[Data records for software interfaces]
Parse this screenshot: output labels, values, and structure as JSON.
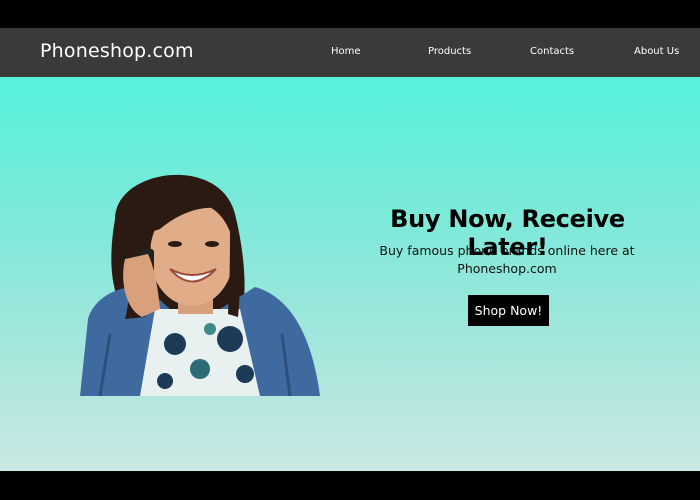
{
  "site": {
    "logo": "Phoneshop.com"
  },
  "nav": {
    "items": [
      {
        "label": "Home"
      },
      {
        "label": "Products"
      },
      {
        "label": "Contacts"
      },
      {
        "label": "About Us"
      }
    ]
  },
  "hero": {
    "headline": "Buy Now, Receive Later!",
    "subtext_line1": "Buy famous phone brands online here at",
    "subtext_line2": "Phoneshop.com",
    "cta_label": "Shop Now!"
  },
  "colors": {
    "nav_bg": "#3b3a3a",
    "hero_top": "#55f2da",
    "hero_bottom": "#c9e9e3",
    "button_bg": "#000000"
  }
}
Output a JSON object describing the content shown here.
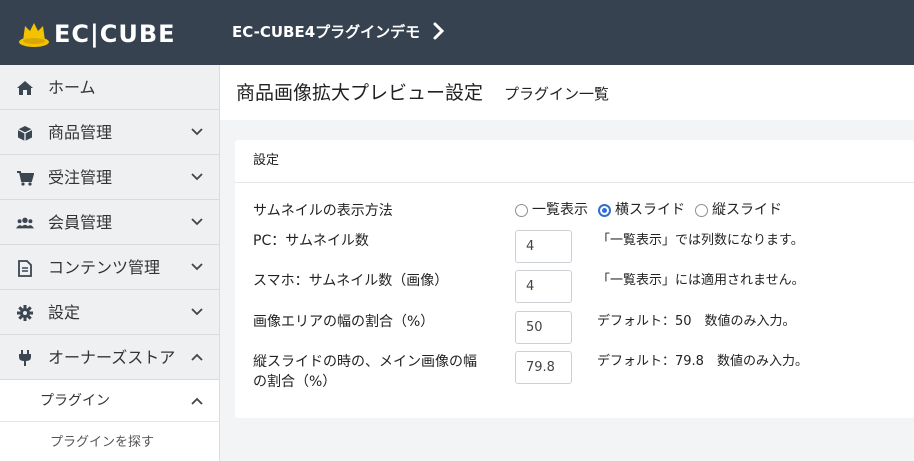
{
  "header": {
    "logo_text": "EC|CUBE",
    "shop_name": "EC-CUBE4プラグインデモ",
    "colors": {
      "bar": "#36424f",
      "logo_accent": "#f3c300"
    }
  },
  "sidebar": {
    "items": [
      {
        "label": "ホーム",
        "icon": "home-icon"
      },
      {
        "label": "商品管理",
        "icon": "cube-icon"
      },
      {
        "label": "受注管理",
        "icon": "cart-icon"
      },
      {
        "label": "会員管理",
        "icon": "users-icon"
      },
      {
        "label": "コンテンツ管理",
        "icon": "file-icon"
      },
      {
        "label": "設定",
        "icon": "gear-icon"
      },
      {
        "label": "オーナーズストア",
        "icon": "plug-icon"
      }
    ],
    "sub": {
      "label": "プラグイン"
    },
    "subsub": {
      "label": "プラグインを探す"
    }
  },
  "main": {
    "title": "商品画像拡大プレビュー設定",
    "subtitle": "プラグイン一覧",
    "card": {
      "header": "設定",
      "fields": {
        "display_method": {
          "label": "サムネイルの表示方法",
          "options": [
            "一覧表示",
            "横スライド",
            "縦スライド"
          ],
          "selected": "横スライド"
        },
        "pc_thumbs": {
          "label": "PC：サムネイル数",
          "value": "4",
          "help": "「一覧表示」では列数になります。"
        },
        "sp_thumbs": {
          "label": "スマホ：サムネイル数（画像）",
          "value": "4",
          "help": "「一覧表示」には適用されません。"
        },
        "area_ratio": {
          "label": "画像エリアの幅の割合（%）",
          "value": "50",
          "help": "デフォルト：50　数値のみ入力。"
        },
        "vertical_ratio": {
          "label_line1": "縦スライドの時の、メイン画像の幅",
          "label_line2": "の割合（%）",
          "value": "79.8",
          "help": "デフォルト：79.8　数値のみ入力。"
        }
      }
    }
  }
}
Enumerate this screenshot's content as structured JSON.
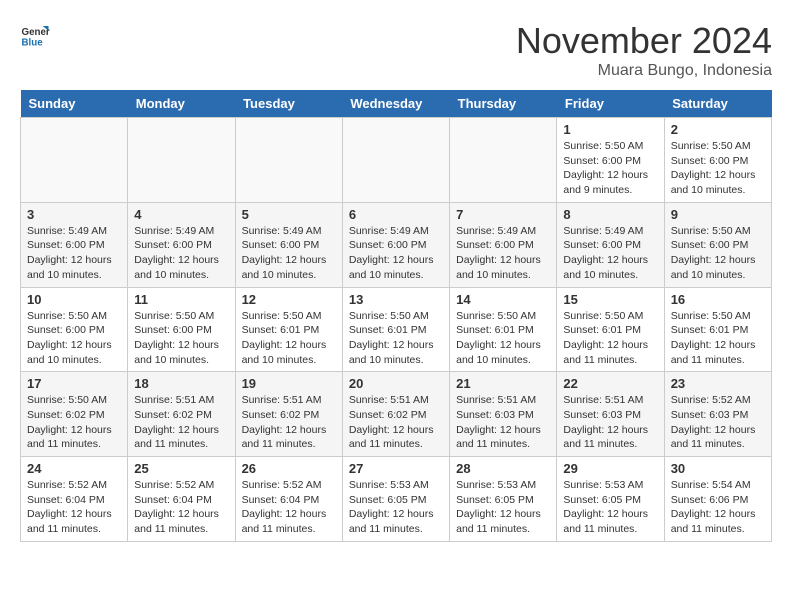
{
  "header": {
    "logo_general": "General",
    "logo_blue": "Blue",
    "month_title": "November 2024",
    "location": "Muara Bungo, Indonesia"
  },
  "weekdays": [
    "Sunday",
    "Monday",
    "Tuesday",
    "Wednesday",
    "Thursday",
    "Friday",
    "Saturday"
  ],
  "weeks": [
    [
      {
        "day": "",
        "info": ""
      },
      {
        "day": "",
        "info": ""
      },
      {
        "day": "",
        "info": ""
      },
      {
        "day": "",
        "info": ""
      },
      {
        "day": "",
        "info": ""
      },
      {
        "day": "1",
        "info": "Sunrise: 5:50 AM\nSunset: 6:00 PM\nDaylight: 12 hours and 9 minutes."
      },
      {
        "day": "2",
        "info": "Sunrise: 5:50 AM\nSunset: 6:00 PM\nDaylight: 12 hours and 10 minutes."
      }
    ],
    [
      {
        "day": "3",
        "info": "Sunrise: 5:49 AM\nSunset: 6:00 PM\nDaylight: 12 hours and 10 minutes."
      },
      {
        "day": "4",
        "info": "Sunrise: 5:49 AM\nSunset: 6:00 PM\nDaylight: 12 hours and 10 minutes."
      },
      {
        "day": "5",
        "info": "Sunrise: 5:49 AM\nSunset: 6:00 PM\nDaylight: 12 hours and 10 minutes."
      },
      {
        "day": "6",
        "info": "Sunrise: 5:49 AM\nSunset: 6:00 PM\nDaylight: 12 hours and 10 minutes."
      },
      {
        "day": "7",
        "info": "Sunrise: 5:49 AM\nSunset: 6:00 PM\nDaylight: 12 hours and 10 minutes."
      },
      {
        "day": "8",
        "info": "Sunrise: 5:49 AM\nSunset: 6:00 PM\nDaylight: 12 hours and 10 minutes."
      },
      {
        "day": "9",
        "info": "Sunrise: 5:50 AM\nSunset: 6:00 PM\nDaylight: 12 hours and 10 minutes."
      }
    ],
    [
      {
        "day": "10",
        "info": "Sunrise: 5:50 AM\nSunset: 6:00 PM\nDaylight: 12 hours and 10 minutes."
      },
      {
        "day": "11",
        "info": "Sunrise: 5:50 AM\nSunset: 6:00 PM\nDaylight: 12 hours and 10 minutes."
      },
      {
        "day": "12",
        "info": "Sunrise: 5:50 AM\nSunset: 6:01 PM\nDaylight: 12 hours and 10 minutes."
      },
      {
        "day": "13",
        "info": "Sunrise: 5:50 AM\nSunset: 6:01 PM\nDaylight: 12 hours and 10 minutes."
      },
      {
        "day": "14",
        "info": "Sunrise: 5:50 AM\nSunset: 6:01 PM\nDaylight: 12 hours and 10 minutes."
      },
      {
        "day": "15",
        "info": "Sunrise: 5:50 AM\nSunset: 6:01 PM\nDaylight: 12 hours and 11 minutes."
      },
      {
        "day": "16",
        "info": "Sunrise: 5:50 AM\nSunset: 6:01 PM\nDaylight: 12 hours and 11 minutes."
      }
    ],
    [
      {
        "day": "17",
        "info": "Sunrise: 5:50 AM\nSunset: 6:02 PM\nDaylight: 12 hours and 11 minutes."
      },
      {
        "day": "18",
        "info": "Sunrise: 5:51 AM\nSunset: 6:02 PM\nDaylight: 12 hours and 11 minutes."
      },
      {
        "day": "19",
        "info": "Sunrise: 5:51 AM\nSunset: 6:02 PM\nDaylight: 12 hours and 11 minutes."
      },
      {
        "day": "20",
        "info": "Sunrise: 5:51 AM\nSunset: 6:02 PM\nDaylight: 12 hours and 11 minutes."
      },
      {
        "day": "21",
        "info": "Sunrise: 5:51 AM\nSunset: 6:03 PM\nDaylight: 12 hours and 11 minutes."
      },
      {
        "day": "22",
        "info": "Sunrise: 5:51 AM\nSunset: 6:03 PM\nDaylight: 12 hours and 11 minutes."
      },
      {
        "day": "23",
        "info": "Sunrise: 5:52 AM\nSunset: 6:03 PM\nDaylight: 12 hours and 11 minutes."
      }
    ],
    [
      {
        "day": "24",
        "info": "Sunrise: 5:52 AM\nSunset: 6:04 PM\nDaylight: 12 hours and 11 minutes."
      },
      {
        "day": "25",
        "info": "Sunrise: 5:52 AM\nSunset: 6:04 PM\nDaylight: 12 hours and 11 minutes."
      },
      {
        "day": "26",
        "info": "Sunrise: 5:52 AM\nSunset: 6:04 PM\nDaylight: 12 hours and 11 minutes."
      },
      {
        "day": "27",
        "info": "Sunrise: 5:53 AM\nSunset: 6:05 PM\nDaylight: 12 hours and 11 minutes."
      },
      {
        "day": "28",
        "info": "Sunrise: 5:53 AM\nSunset: 6:05 PM\nDaylight: 12 hours and 11 minutes."
      },
      {
        "day": "29",
        "info": "Sunrise: 5:53 AM\nSunset: 6:05 PM\nDaylight: 12 hours and 11 minutes."
      },
      {
        "day": "30",
        "info": "Sunrise: 5:54 AM\nSunset: 6:06 PM\nDaylight: 12 hours and 11 minutes."
      }
    ]
  ]
}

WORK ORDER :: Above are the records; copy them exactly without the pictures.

RESPONSE AREA ::
Parse this screenshot: output labels, values, and structure as JSON.
{
  "site": {
    "logo": "Phoneshop.com"
  },
  "nav": {
    "items": [
      {
        "label": "Home"
      },
      {
        "label": "Products"
      },
      {
        "label": "Contacts"
      },
      {
        "label": "About Us"
      }
    ]
  },
  "hero": {
    "headline": "Buy Now, Receive Later!",
    "subtext_line1": "Buy famous phone brands online here at",
    "subtext_line2": "Phoneshop.com",
    "cta_label": "Shop Now!"
  },
  "colors": {
    "nav_bg": "#3b3a3a",
    "hero_top": "#55f2da",
    "hero_bottom": "#c9e9e3",
    "button_bg": "#000000"
  }
}
Output a JSON object describing the content shown here.
{
  "header": {
    "logo_text": "EC|CUBE",
    "shop_name": "EC-CUBE4プラグインデモ",
    "colors": {
      "bar": "#36424f",
      "logo_accent": "#f3c300"
    }
  },
  "sidebar": {
    "items": [
      {
        "label": "ホーム",
        "icon": "home-icon"
      },
      {
        "label": "商品管理",
        "icon": "cube-icon"
      },
      {
        "label": "受注管理",
        "icon": "cart-icon"
      },
      {
        "label": "会員管理",
        "icon": "users-icon"
      },
      {
        "label": "コンテンツ管理",
        "icon": "file-icon"
      },
      {
        "label": "設定",
        "icon": "gear-icon"
      },
      {
        "label": "オーナーズストア",
        "icon": "plug-icon"
      }
    ],
    "sub": {
      "label": "プラグイン"
    },
    "subsub": {
      "label": "プラグインを探す"
    }
  },
  "main": {
    "title": "商品画像拡大プレビュー設定",
    "subtitle": "プラグイン一覧",
    "card": {
      "header": "設定",
      "fields": {
        "display_method": {
          "label": "サムネイルの表示方法",
          "options": [
            "一覧表示",
            "横スライド",
            "縦スライド"
          ],
          "selected": "横スライド"
        },
        "pc_thumbs": {
          "label": "PC：サムネイル数",
          "value": "4",
          "help": "「一覧表示」では列数になります。"
        },
        "sp_thumbs": {
          "label": "スマホ：サムネイル数（画像）",
          "value": "4",
          "help": "「一覧表示」には適用されません。"
        },
        "area_ratio": {
          "label": "画像エリアの幅の割合（%）",
          "value": "50",
          "help": "デフォルト：50　数値のみ入力。"
        },
        "vertical_ratio": {
          "label_line1": "縦スライドの時の、メイン画像の幅",
          "label_line2": "の割合（%）",
          "value": "79.8",
          "help": "デフォルト：79.8　数値のみ入力。"
        }
      }
    }
  }
}
Enumerate this screenshot's content as structured JSON.
{
  "header": {
    "logo_general": "General",
    "logo_blue": "Blue",
    "month_title": "November 2024",
    "location": "Muara Bungo, Indonesia"
  },
  "weekdays": [
    "Sunday",
    "Monday",
    "Tuesday",
    "Wednesday",
    "Thursday",
    "Friday",
    "Saturday"
  ],
  "weeks": [
    [
      {
        "day": "",
        "info": ""
      },
      {
        "day": "",
        "info": ""
      },
      {
        "day": "",
        "info": ""
      },
      {
        "day": "",
        "info": ""
      },
      {
        "day": "",
        "info": ""
      },
      {
        "day": "1",
        "info": "Sunrise: 5:50 AM\nSunset: 6:00 PM\nDaylight: 12 hours and 9 minutes."
      },
      {
        "day": "2",
        "info": "Sunrise: 5:50 AM\nSunset: 6:00 PM\nDaylight: 12 hours and 10 minutes."
      }
    ],
    [
      {
        "day": "3",
        "info": "Sunrise: 5:49 AM\nSunset: 6:00 PM\nDaylight: 12 hours and 10 minutes."
      },
      {
        "day": "4",
        "info": "Sunrise: 5:49 AM\nSunset: 6:00 PM\nDaylight: 12 hours and 10 minutes."
      },
      {
        "day": "5",
        "info": "Sunrise: 5:49 AM\nSunset: 6:00 PM\nDaylight: 12 hours and 10 minutes."
      },
      {
        "day": "6",
        "info": "Sunrise: 5:49 AM\nSunset: 6:00 PM\nDaylight: 12 hours and 10 minutes."
      },
      {
        "day": "7",
        "info": "Sunrise: 5:49 AM\nSunset: 6:00 PM\nDaylight: 12 hours and 10 minutes."
      },
      {
        "day": "8",
        "info": "Sunrise: 5:49 AM\nSunset: 6:00 PM\nDaylight: 12 hours and 10 minutes."
      },
      {
        "day": "9",
        "info": "Sunrise: 5:50 AM\nSunset: 6:00 PM\nDaylight: 12 hours and 10 minutes."
      }
    ],
    [
      {
        "day": "10",
        "info": "Sunrise: 5:50 AM\nSunset: 6:00 PM\nDaylight: 12 hours and 10 minutes."
      },
      {
        "day": "11",
        "info": "Sunrise: 5:50 AM\nSunset: 6:00 PM\nDaylight: 12 hours and 10 minutes."
      },
      {
        "day": "12",
        "info": "Sunrise: 5:50 AM\nSunset: 6:01 PM\nDaylight: 12 hours and 10 minutes."
      },
      {
        "day": "13",
        "info": "Sunrise: 5:50 AM\nSunset: 6:01 PM\nDaylight: 12 hours and 10 minutes."
      },
      {
        "day": "14",
        "info": "Sunrise: 5:50 AM\nSunset: 6:01 PM\nDaylight: 12 hours and 10 minutes."
      },
      {
        "day": "15",
        "info": "Sunrise: 5:50 AM\nSunset: 6:01 PM\nDaylight: 12 hours and 11 minutes."
      },
      {
        "day": "16",
        "info": "Sunrise: 5:50 AM\nSunset: 6:01 PM\nDaylight: 12 hours and 11 minutes."
      }
    ],
    [
      {
        "day": "17",
        "info": "Sunrise: 5:50 AM\nSunset: 6:02 PM\nDaylight: 12 hours and 11 minutes."
      },
      {
        "day": "18",
        "info": "Sunrise: 5:51 AM\nSunset: 6:02 PM\nDaylight: 12 hours and 11 minutes."
      },
      {
        "day": "19",
        "info": "Sunrise: 5:51 AM\nSunset: 6:02 PM\nDaylight: 12 hours and 11 minutes."
      },
      {
        "day": "20",
        "info": "Sunrise: 5:51 AM\nSunset: 6:02 PM\nDaylight: 12 hours and 11 minutes."
      },
      {
        "day": "21",
        "info": "Sunrise: 5:51 AM\nSunset: 6:03 PM\nDaylight: 12 hours and 11 minutes."
      },
      {
        "day": "22",
        "info": "Sunrise: 5:51 AM\nSunset: 6:03 PM\nDaylight: 12 hours and 11 minutes."
      },
      {
        "day": "23",
        "info": "Sunrise: 5:52 AM\nSunset: 6:03 PM\nDaylight: 12 hours and 11 minutes."
      }
    ],
    [
      {
        "day": "24",
        "info": "Sunrise: 5:52 AM\nSunset: 6:04 PM\nDaylight: 12 hours and 11 minutes."
      },
      {
        "day": "25",
        "info": "Sunrise: 5:52 AM\nSunset: 6:04 PM\nDaylight: 12 hours and 11 minutes."
      },
      {
        "day": "26",
        "info": "Sunrise: 5:52 AM\nSunset: 6:04 PM\nDaylight: 12 hours and 11 minutes."
      },
      {
        "day": "27",
        "info": "Sunrise: 5:53 AM\nSunset: 6:05 PM\nDaylight: 12 hours and 11 minutes."
      },
      {
        "day": "28",
        "info": "Sunrise: 5:53 AM\nSunset: 6:05 PM\nDaylight: 12 hours and 11 minutes."
      },
      {
        "day": "29",
        "info": "Sunrise: 5:53 AM\nSunset: 6:05 PM\nDaylight: 12 hours and 11 minutes."
      },
      {
        "day": "30",
        "info": "Sunrise: 5:54 AM\nSunset: 6:06 PM\nDaylight: 12 hours and 11 minutes."
      }
    ]
  ]
}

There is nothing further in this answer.